• **YOUR OBJECTIVE**: Please print every line of the listing, unchanged.

= Beginning of Section =

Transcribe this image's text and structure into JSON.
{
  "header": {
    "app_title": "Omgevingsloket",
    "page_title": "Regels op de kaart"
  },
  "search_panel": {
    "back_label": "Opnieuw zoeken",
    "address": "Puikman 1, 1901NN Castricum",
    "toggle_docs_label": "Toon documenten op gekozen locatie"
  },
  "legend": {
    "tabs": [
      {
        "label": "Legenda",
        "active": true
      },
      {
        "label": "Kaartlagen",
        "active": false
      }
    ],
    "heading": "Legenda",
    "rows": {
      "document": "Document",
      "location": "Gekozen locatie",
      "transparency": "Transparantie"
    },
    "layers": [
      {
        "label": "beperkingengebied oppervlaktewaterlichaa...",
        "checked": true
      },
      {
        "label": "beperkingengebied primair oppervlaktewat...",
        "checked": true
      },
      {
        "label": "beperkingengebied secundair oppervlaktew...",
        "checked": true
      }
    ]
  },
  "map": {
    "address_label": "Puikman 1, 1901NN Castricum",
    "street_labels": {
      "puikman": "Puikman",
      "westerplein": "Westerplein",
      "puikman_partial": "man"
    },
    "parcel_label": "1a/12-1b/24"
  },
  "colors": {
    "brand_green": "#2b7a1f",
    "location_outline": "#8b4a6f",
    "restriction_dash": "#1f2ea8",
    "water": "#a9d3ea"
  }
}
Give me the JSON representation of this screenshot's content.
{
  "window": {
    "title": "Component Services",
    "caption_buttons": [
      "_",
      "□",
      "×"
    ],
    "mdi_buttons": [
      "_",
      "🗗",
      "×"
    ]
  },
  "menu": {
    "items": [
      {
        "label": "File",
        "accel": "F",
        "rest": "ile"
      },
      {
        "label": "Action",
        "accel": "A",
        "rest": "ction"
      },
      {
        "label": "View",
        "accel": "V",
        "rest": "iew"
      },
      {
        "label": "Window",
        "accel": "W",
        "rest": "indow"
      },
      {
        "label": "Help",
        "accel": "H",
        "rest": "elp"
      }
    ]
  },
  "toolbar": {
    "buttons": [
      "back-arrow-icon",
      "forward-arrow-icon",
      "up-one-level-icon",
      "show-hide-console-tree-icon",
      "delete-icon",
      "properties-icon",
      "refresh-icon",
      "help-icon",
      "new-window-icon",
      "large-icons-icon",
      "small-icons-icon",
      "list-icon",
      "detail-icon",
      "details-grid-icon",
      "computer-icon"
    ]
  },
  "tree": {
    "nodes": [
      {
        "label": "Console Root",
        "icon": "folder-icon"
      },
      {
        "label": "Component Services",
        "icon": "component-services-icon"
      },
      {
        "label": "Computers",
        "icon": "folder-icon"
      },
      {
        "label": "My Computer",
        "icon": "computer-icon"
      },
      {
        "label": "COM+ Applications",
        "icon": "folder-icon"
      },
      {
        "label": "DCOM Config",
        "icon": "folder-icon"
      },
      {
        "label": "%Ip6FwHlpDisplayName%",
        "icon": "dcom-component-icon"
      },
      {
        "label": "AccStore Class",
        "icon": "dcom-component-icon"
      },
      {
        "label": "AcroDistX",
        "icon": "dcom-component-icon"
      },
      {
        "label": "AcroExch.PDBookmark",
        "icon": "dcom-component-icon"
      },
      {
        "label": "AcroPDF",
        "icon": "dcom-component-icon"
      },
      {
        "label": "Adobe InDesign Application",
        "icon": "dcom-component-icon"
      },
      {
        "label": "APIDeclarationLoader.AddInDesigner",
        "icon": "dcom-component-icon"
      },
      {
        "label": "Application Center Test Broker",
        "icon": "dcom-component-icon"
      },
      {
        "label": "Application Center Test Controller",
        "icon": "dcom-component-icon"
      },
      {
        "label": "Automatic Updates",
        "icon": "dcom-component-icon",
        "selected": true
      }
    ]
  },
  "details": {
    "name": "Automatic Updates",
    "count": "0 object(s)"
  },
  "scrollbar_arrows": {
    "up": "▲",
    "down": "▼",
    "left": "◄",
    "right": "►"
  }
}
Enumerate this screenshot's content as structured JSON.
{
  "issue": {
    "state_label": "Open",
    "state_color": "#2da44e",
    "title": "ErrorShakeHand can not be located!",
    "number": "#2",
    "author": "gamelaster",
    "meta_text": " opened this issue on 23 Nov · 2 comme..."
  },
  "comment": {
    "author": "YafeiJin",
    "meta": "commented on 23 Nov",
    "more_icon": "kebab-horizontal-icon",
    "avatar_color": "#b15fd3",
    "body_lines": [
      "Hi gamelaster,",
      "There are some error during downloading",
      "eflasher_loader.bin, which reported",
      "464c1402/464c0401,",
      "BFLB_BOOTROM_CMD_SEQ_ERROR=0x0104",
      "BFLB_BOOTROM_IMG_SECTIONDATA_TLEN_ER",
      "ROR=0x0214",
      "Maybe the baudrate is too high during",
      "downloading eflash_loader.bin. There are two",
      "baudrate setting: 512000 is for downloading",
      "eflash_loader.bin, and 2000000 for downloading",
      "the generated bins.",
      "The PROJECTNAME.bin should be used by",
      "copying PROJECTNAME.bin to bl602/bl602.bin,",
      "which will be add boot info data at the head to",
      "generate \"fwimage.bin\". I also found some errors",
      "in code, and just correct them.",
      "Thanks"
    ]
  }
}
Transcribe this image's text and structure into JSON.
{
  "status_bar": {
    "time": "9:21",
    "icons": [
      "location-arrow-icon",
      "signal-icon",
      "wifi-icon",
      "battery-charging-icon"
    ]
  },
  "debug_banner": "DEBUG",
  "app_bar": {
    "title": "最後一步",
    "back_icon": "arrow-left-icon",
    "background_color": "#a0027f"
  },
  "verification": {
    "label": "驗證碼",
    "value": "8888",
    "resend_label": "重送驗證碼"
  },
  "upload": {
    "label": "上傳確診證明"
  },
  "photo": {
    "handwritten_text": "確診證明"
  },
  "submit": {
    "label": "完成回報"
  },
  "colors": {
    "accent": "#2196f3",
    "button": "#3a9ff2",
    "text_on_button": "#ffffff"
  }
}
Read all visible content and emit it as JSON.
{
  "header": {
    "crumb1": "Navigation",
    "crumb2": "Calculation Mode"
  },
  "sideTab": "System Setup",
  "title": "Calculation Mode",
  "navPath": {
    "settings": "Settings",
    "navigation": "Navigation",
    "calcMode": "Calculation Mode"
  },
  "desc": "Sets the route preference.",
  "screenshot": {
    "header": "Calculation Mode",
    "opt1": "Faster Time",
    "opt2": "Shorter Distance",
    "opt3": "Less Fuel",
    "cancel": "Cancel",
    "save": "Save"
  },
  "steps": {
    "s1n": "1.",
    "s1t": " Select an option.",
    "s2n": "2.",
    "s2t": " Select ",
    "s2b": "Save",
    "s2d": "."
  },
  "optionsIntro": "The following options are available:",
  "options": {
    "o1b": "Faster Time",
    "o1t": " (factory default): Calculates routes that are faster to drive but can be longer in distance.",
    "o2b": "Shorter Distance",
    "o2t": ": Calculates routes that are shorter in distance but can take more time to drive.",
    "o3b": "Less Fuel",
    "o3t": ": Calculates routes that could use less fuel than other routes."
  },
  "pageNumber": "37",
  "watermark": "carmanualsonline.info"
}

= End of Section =

• **EXERCISE ANSWER**:
Transcribe this image's text and structure into JSON.
{
  "header": {
    "app_title": "Omgevingsloket",
    "page_title": "Regels op de kaart"
  },
  "search_panel": {
    "back_label": "Opnieuw zoeken",
    "address": "Puikman 1, 1901NN Castricum",
    "toggle_docs_label": "Toon documenten op gekozen locatie"
  },
  "legend": {
    "tabs": [
      {
        "label": "Legenda",
        "active": true
      },
      {
        "label": "Kaartlagen",
        "active": false
      }
    ],
    "heading": "Legenda",
    "rows": {
      "document": "Document",
      "location": "Gekozen locatie",
      "transparency": "Transparantie"
    },
    "layers": [
      {
        "label": "beperkingengebied oppervlaktewaterlichaa...",
        "checked": true
      },
      {
        "label": "beperkingengebied primair oppervlaktewat...",
        "checked": true
      },
      {
        "label": "beperkingengebied secundair oppervlaktew...",
        "checked": true
      }
    ]
  },
  "map": {
    "address_label": "Puikman 1, 1901NN Castricum",
    "street_labels": {
      "puikman": "Puikman",
      "westerplein": "Westerplein",
      "puikman_partial": "man"
    },
    "parcel_label": "1a/12-1b/24"
  },
  "colors": {
    "brand_green": "#2b7a1f",
    "location_outline": "#8b4a6f",
    "restriction_dash": "#1f2ea8",
    "water": "#a9d3ea"
  }
}
Give me the JSON representation of this screenshot's content.
{
  "window": {
    "title": "Component Services",
    "caption_buttons": [
      "_",
      "□",
      "×"
    ],
    "mdi_buttons": [
      "_",
      "🗗",
      "×"
    ]
  },
  "menu": {
    "items": [
      {
        "label": "File",
        "accel": "F",
        "rest": "ile"
      },
      {
        "label": "Action",
        "accel": "A",
        "rest": "ction"
      },
      {
        "label": "View",
        "accel": "V",
        "rest": "iew"
      },
      {
        "label": "Window",
        "accel": "W",
        "rest": "indow"
      },
      {
        "label": "Help",
        "accel": "H",
        "rest": "elp"
      }
    ]
  },
  "toolbar": {
    "buttons": [
      "back-arrow-icon",
      "forward-arrow-icon",
      "up-one-level-icon",
      "show-hide-console-tree-icon",
      "delete-icon",
      "properties-icon",
      "refresh-icon",
      "help-icon",
      "new-window-icon",
      "large-icons-icon",
      "small-icons-icon",
      "list-icon",
      "detail-icon",
      "details-grid-icon",
      "computer-icon"
    ]
  },
  "tree": {
    "nodes": [
      {
        "label": "Console Root",
        "icon": "folder-icon"
      },
      {
        "label": "Component Services",
        "icon": "component-services-icon"
      },
      {
        "label": "Computers",
        "icon": "folder-icon"
      },
      {
        "label": "My Computer",
        "icon": "computer-icon"
      },
      {
        "label": "COM+ Applications",
        "icon": "folder-icon"
      },
      {
        "label": "DCOM Config",
        "icon": "folder-icon"
      },
      {
        "label": "%Ip6FwHlpDisplayName%",
        "icon": "dcom-component-icon"
      },
      {
        "label": "AccStore Class",
        "icon": "dcom-component-icon"
      },
      {
        "label": "AcroDistX",
        "icon": "dcom-component-icon"
      },
      {
        "label": "AcroExch.PDBookmark",
        "icon": "dcom-component-icon"
      },
      {
        "label": "AcroPDF",
        "icon": "dcom-component-icon"
      },
      {
        "label": "Adobe InDesign Application",
        "icon": "dcom-component-icon"
      },
      {
        "label": "APIDeclarationLoader.AddInDesigner",
        "icon": "dcom-component-icon"
      },
      {
        "label": "Application Center Test Broker",
        "icon": "dcom-component-icon"
      },
      {
        "label": "Application Center Test Controller",
        "icon": "dcom-component-icon"
      },
      {
        "label": "Automatic Updates",
        "icon": "dcom-component-icon",
        "selected": true
      }
    ]
  },
  "details": {
    "name": "Automatic Updates",
    "count": "0 object(s)"
  },
  "scrollbar_arrows": {
    "up": "▲",
    "down": "▼",
    "left": "◄",
    "right": "►"
  }
}
Enumerate this screenshot's content as structured JSON.
{
  "issue": {
    "state_label": "Open",
    "state_color": "#2da44e",
    "title": "ErrorShakeHand can not be located!",
    "number": "#2",
    "author": "gamelaster",
    "meta_text": " opened this issue on 23 Nov · 2 comme..."
  },
  "comment": {
    "author": "YafeiJin",
    "meta": "commented on 23 Nov",
    "more_icon": "kebab-horizontal-icon",
    "avatar_color": "#b15fd3",
    "body_lines": [
      "Hi gamelaster,",
      "There are some error during downloading",
      "eflasher_loader.bin, which reported",
      "464c1402/464c0401,",
      "BFLB_BOOTROM_CMD_SEQ_ERROR=0x0104",
      "BFLB_BOOTROM_IMG_SECTIONDATA_TLEN_ER",
      "ROR=0x0214",
      "Maybe the baudrate is too high during",
      "downloading eflash_loader.bin. There are two",
      "baudrate setting: 512000 is for downloading",
      "eflash_loader.bin, and 2000000 for downloading",
      "the generated bins.",
      "The PROJECTNAME.bin should be used by",
      "copying PROJECTNAME.bin to bl602/bl602.bin,",
      "which will be add boot info data at the head to",
      "generate \"fwimage.bin\". I also found some errors",
      "in code, and just correct them.",
      "Thanks"
    ]
  }
}
Transcribe this image's text and structure into JSON.
{
  "status_bar": {
    "time": "9:21",
    "icons": [
      "location-arrow-icon",
      "signal-icon",
      "wifi-icon",
      "battery-charging-icon"
    ]
  },
  "debug_banner": "DEBUG",
  "app_bar": {
    "title": "最後一步",
    "back_icon": "arrow-left-icon",
    "background_color": "#a0027f"
  },
  "verification": {
    "label": "驗證碼",
    "value": "8888",
    "resend_label": "重送驗證碼"
  },
  "upload": {
    "label": "上傳確診證明"
  },
  "photo": {
    "handwritten_text": "確診證明"
  },
  "submit": {
    "label": "完成回報"
  },
  "colors": {
    "accent": "#2196f3",
    "button": "#3a9ff2",
    "text_on_button": "#ffffff"
  }
}
Read all visible content and emit it as JSON.
{
  "header": {
    "crumb1": "Navigation",
    "crumb2": "Calculation Mode"
  },
  "sideTab": "System Setup",
  "title": "Calculation Mode",
  "navPath": {
    "settings": "Settings",
    "navigation": "Navigation",
    "calcMode": "Calculation Mode"
  },
  "desc": "Sets the route preference.",
  "screenshot": {
    "header": "Calculation Mode",
    "opt1": "Faster Time",
    "opt2": "Shorter Distance",
    "opt3": "Less Fuel",
    "cancel": "Cancel",
    "save": "Save"
  },
  "steps": {
    "s1n": "1.",
    "s1t": " Select an option.",
    "s2n": "2.",
    "s2t": " Select ",
    "s2b": "Save",
    "s2d": "."
  },
  "optionsIntro": "The following options are available:",
  "options": {
    "o1b": "Faster Time",
    "o1t": " (factory default): Calculates routes that are faster to drive but can be longer in distance.",
    "o2b": "Shorter Distance",
    "o2t": ": Calculates routes that are shorter in distance but can take more time to drive.",
    "o3b": "Less Fuel",
    "o3t": ": Calculates routes that could use less fuel than other routes."
  },
  "pageNumber": "37",
  "watermark": "carmanualsonline.info"
}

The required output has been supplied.